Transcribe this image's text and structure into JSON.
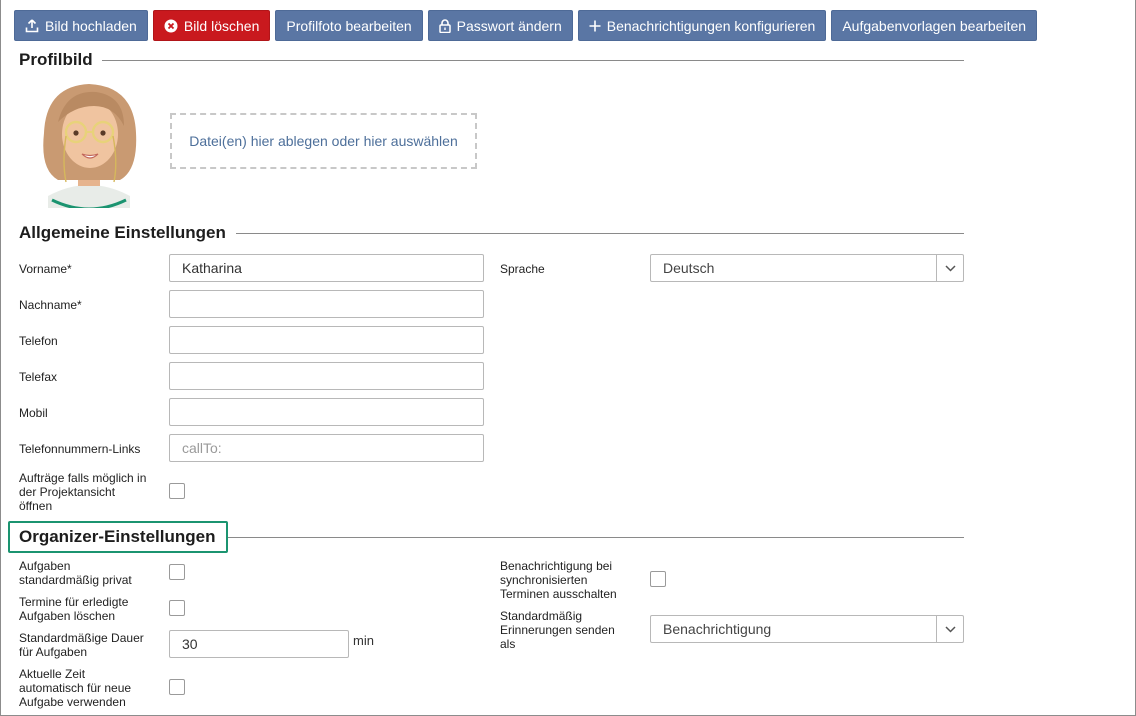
{
  "toolbar": {
    "upload": {
      "label": "Bild hochladen",
      "icon": "upload-icon"
    },
    "delete": {
      "label": "Bild löschen",
      "icon": "close-circle-icon",
      "color": "#c9191e"
    },
    "edit_photo": {
      "label": "Profilfoto bearbeiten"
    },
    "password": {
      "label": "Passwort ändern",
      "icon": "lock-icon"
    },
    "notifications": {
      "label": "Benachrichtigungen konfigurieren",
      "icon": "plus-icon"
    },
    "templates": {
      "label": "Aufgabenvorlagen bearbeiten"
    },
    "accent_color": "#5a76a4"
  },
  "profile": {
    "title": "Profilbild",
    "dropzone_text": "Datei(en) hier ablegen oder hier auswählen"
  },
  "general": {
    "title": "Allgemeine Einstellungen",
    "firstname": {
      "label": "Vorname*",
      "value": "Katharina"
    },
    "lastname": {
      "label": "Nachname*",
      "value": ""
    },
    "phone": {
      "label": "Telefon",
      "value": ""
    },
    "fax": {
      "label": "Telefax",
      "value": ""
    },
    "mobile": {
      "label": "Mobil",
      "value": ""
    },
    "phone_links": {
      "label": "Telefonnummern-Links",
      "placeholder": "callTo:"
    },
    "open_projects": {
      "label_lines": [
        "Aufträge falls möglich in",
        "der Projektansicht",
        "öffnen"
      ],
      "checked": false
    },
    "language": {
      "label": "Sprache",
      "value": "Deutsch"
    }
  },
  "organizer": {
    "title": "Organizer-Einstellungen",
    "highlight_color": "#1b9470",
    "private_default": {
      "label_lines": [
        "Aufgaben",
        "standardmäßig privat"
      ],
      "checked": false
    },
    "delete_done": {
      "label_lines": [
        "Termine für erledigte",
        "Aufgaben löschen"
      ],
      "checked": false
    },
    "default_duration": {
      "label_lines": [
        "Standardmäßige Dauer",
        "für Aufgaben"
      ],
      "value": "30",
      "unit": "min"
    },
    "current_time": {
      "label_lines": [
        "Aktuelle Zeit",
        "automatisch für neue",
        "Aufgabe verwenden"
      ],
      "checked": false
    },
    "sync_notify_off": {
      "label_lines": [
        "Benachrichtigung bei",
        "synchronisierten",
        "Terminen ausschalten"
      ],
      "checked": false
    },
    "reminders": {
      "label_lines": [
        "Standardmäßig",
        "Erinnerungen senden",
        "als"
      ],
      "value": "Benachrichtigung"
    }
  }
}
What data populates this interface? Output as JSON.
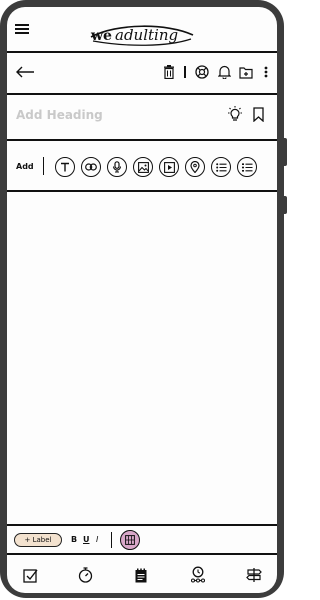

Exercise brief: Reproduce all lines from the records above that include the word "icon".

Solution for this task:
      "icon": "upload-icon"
      "icon": "close-circle-icon",
      "icon": "lock-icon"
      "icon": "plus-icon"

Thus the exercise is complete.